* _Your assignment_
Every line with "traffic" in it should be copied from the data.

* _Records provided_

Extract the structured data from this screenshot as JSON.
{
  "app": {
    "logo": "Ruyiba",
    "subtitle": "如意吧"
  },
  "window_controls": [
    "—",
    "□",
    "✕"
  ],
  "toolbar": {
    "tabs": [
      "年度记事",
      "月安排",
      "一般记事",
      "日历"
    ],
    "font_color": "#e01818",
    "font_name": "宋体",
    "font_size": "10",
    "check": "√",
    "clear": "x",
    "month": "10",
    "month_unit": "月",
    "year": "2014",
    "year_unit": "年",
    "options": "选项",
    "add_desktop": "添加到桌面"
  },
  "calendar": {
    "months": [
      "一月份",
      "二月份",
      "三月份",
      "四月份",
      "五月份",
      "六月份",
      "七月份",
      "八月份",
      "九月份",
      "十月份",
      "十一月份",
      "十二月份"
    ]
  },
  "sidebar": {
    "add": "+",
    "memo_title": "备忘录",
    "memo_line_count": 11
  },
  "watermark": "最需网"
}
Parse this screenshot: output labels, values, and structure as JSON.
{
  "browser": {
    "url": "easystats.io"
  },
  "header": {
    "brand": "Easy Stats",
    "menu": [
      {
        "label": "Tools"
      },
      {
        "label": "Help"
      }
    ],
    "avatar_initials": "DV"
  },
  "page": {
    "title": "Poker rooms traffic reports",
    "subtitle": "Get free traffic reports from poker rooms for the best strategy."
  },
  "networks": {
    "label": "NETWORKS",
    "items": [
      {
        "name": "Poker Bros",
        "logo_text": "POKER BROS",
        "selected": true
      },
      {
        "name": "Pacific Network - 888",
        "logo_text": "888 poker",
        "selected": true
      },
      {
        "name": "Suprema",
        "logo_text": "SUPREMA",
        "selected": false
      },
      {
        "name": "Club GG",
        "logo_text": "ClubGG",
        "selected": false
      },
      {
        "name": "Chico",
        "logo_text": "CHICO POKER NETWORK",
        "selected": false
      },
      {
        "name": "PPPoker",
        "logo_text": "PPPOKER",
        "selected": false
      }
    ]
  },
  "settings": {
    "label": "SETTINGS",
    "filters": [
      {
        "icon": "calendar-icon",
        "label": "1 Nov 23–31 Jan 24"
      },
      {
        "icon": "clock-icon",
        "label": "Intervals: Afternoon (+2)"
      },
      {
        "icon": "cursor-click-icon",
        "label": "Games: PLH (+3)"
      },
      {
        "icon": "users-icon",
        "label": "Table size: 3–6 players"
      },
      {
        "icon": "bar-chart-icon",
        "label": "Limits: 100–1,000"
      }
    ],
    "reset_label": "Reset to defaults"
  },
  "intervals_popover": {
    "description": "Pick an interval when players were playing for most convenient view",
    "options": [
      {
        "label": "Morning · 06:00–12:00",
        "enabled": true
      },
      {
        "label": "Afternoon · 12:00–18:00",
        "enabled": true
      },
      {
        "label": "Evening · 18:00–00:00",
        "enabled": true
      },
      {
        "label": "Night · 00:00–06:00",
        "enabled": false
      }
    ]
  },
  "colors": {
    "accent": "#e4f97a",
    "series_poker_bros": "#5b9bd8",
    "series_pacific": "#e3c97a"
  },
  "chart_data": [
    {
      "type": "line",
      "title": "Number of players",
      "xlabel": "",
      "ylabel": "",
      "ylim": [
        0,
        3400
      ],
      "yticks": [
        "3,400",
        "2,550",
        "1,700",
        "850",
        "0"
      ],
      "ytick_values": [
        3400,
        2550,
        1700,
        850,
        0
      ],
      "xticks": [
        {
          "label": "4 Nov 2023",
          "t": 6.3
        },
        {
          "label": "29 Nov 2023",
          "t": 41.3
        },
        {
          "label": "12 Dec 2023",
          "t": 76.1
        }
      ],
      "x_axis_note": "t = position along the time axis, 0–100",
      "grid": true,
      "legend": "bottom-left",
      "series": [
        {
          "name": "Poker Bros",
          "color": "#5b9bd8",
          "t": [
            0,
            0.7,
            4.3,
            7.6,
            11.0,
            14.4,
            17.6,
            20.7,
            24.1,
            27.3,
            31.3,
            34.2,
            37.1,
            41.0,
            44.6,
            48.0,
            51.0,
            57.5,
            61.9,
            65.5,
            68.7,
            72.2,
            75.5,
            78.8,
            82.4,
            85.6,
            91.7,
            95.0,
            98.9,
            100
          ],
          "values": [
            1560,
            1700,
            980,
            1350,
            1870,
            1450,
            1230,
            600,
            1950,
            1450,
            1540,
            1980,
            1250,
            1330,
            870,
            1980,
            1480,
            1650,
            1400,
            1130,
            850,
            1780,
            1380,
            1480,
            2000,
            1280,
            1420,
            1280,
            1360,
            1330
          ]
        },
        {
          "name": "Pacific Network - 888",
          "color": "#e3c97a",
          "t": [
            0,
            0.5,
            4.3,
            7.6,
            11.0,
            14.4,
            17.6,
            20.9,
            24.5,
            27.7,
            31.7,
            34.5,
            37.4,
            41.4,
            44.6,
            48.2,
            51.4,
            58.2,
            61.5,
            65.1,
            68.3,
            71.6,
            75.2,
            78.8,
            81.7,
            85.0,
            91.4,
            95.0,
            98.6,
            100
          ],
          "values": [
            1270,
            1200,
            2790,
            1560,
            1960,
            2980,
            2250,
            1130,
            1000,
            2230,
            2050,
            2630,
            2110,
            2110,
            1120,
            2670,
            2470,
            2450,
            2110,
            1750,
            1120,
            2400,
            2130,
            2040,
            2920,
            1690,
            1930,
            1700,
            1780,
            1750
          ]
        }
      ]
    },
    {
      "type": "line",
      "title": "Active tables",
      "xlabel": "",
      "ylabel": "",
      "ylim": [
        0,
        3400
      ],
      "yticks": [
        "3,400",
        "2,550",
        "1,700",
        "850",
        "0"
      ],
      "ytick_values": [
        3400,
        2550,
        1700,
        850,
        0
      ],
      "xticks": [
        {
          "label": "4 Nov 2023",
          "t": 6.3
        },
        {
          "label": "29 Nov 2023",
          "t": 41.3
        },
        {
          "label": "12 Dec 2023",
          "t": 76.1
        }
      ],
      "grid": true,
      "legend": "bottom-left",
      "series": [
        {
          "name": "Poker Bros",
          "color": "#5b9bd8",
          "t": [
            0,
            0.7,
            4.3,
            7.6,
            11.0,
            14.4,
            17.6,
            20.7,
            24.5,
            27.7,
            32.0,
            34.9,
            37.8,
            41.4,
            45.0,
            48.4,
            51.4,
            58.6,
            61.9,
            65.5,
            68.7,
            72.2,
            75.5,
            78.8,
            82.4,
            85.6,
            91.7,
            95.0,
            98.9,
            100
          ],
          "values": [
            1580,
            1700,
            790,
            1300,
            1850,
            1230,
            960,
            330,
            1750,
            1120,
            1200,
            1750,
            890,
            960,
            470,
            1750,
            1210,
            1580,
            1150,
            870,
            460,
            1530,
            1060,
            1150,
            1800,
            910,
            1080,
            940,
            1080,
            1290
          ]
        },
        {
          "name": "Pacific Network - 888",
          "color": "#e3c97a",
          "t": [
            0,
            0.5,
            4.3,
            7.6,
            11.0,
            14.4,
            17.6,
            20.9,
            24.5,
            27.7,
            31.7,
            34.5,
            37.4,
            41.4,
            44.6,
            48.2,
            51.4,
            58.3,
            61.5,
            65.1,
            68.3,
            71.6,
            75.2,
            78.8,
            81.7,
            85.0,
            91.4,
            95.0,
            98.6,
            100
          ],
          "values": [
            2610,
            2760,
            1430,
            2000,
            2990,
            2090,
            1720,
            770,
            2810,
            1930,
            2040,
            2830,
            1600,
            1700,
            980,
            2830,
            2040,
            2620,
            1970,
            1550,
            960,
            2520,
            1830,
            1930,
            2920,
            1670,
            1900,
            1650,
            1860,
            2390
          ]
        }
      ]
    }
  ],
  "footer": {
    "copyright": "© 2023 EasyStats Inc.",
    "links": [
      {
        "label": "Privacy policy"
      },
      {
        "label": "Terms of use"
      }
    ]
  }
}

* _Solution for this exercise_
    "title": "Poker rooms traffic reports",
    "subtitle": "Get free traffic reports from poker rooms for the best strategy."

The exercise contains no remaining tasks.